[Stored records]
=== Section Start ===

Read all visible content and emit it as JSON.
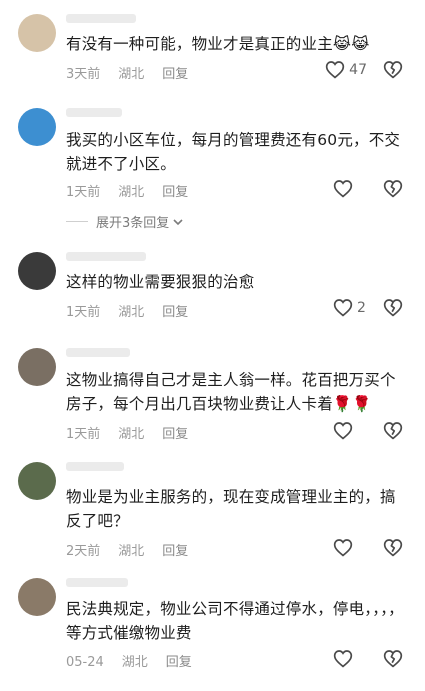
{
  "comments": [
    {
      "text": "有没有一种可能，物业才是真正的业主",
      "emoji": "😹😹",
      "time": "3天前",
      "location": "湖北",
      "reply": "回复",
      "likes": "47",
      "avatar": "#d6c3a8"
    },
    {
      "text": "我买的小区车位，每月的管理费还有60元，不交就进不了小区。",
      "emoji": "",
      "time": "1天前",
      "location": "湖北",
      "reply": "回复",
      "likes": "",
      "avatar": "#3d8fd1",
      "expand": "展开3条回复"
    },
    {
      "text": "这样的物业需要狠狠的治愈",
      "emoji": "",
      "time": "1天前",
      "location": "湖北",
      "reply": "回复",
      "likes": "2",
      "avatar": "#3a3a3a"
    },
    {
      "text": "这物业搞得自己才是主人翁一样。花百把万买个房子，每个月出几百块物业费让人卡着",
      "emoji": "🌹🌹",
      "time": "1天前",
      "location": "湖北",
      "reply": "回复",
      "likes": "",
      "avatar": "#7a6f63"
    },
    {
      "text": "物业是为业主服务的，现在变成管理业主的，搞反了吧？",
      "emoji": "",
      "time": "2天前",
      "location": "湖北",
      "reply": "回复",
      "likes": "",
      "avatar": "#5b6b4c"
    },
    {
      "text": "民法典规定，物业公司不得通过停水，停电，，，，等方式催缴物业费",
      "emoji": "",
      "time": "05-24",
      "location": "湖北",
      "reply": "回复",
      "likes": "",
      "avatar": "#8a7a68"
    }
  ],
  "colors": {
    "meta": "#9a9a9a",
    "text": "#1e1e1e"
  },
  "icons": {
    "like": "heart-outline-icon",
    "dislike": "broken-heart-icon",
    "expand": "chevron-down-icon"
  }
}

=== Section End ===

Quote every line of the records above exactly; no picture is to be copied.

# [Result]
Read all visible content and emit it as JSON.
{
  "comments": [
    {
      "text": "有没有一种可能，物业才是真正的业主",
      "emoji": "😹😹",
      "time": "3天前",
      "location": "湖北",
      "reply": "回复",
      "likes": "47",
      "avatar": "#d6c3a8"
    },
    {
      "text": "我买的小区车位，每月的管理费还有60元，不交就进不了小区。",
      "emoji": "",
      "time": "1天前",
      "location": "湖北",
      "reply": "回复",
      "likes": "",
      "avatar": "#3d8fd1",
      "expand": "展开3条回复"
    },
    {
      "text": "这样的物业需要狠狠的治愈",
      "emoji": "",
      "time": "1天前",
      "location": "湖北",
      "reply": "回复",
      "likes": "2",
      "avatar": "#3a3a3a"
    },
    {
      "text": "这物业搞得自己才是主人翁一样。花百把万买个房子，每个月出几百块物业费让人卡着",
      "emoji": "🌹🌹",
      "time": "1天前",
      "location": "湖北",
      "reply": "回复",
      "likes": "",
      "avatar": "#7a6f63"
    },
    {
      "text": "物业是为业主服务的，现在变成管理业主的，搞反了吧？",
      "emoji": "",
      "time": "2天前",
      "location": "湖北",
      "reply": "回复",
      "likes": "",
      "avatar": "#5b6b4c"
    },
    {
      "text": "民法典规定，物业公司不得通过停水，停电，，，，等方式催缴物业费",
      "emoji": "",
      "time": "05-24",
      "location": "湖北",
      "reply": "回复",
      "likes": "",
      "avatar": "#8a7a68"
    }
  ],
  "colors": {
    "meta": "#9a9a9a",
    "text": "#1e1e1e"
  },
  "icons": {
    "like": "heart-outline-icon",
    "dislike": "broken-heart-icon",
    "expand": "chevron-down-icon"
  }
}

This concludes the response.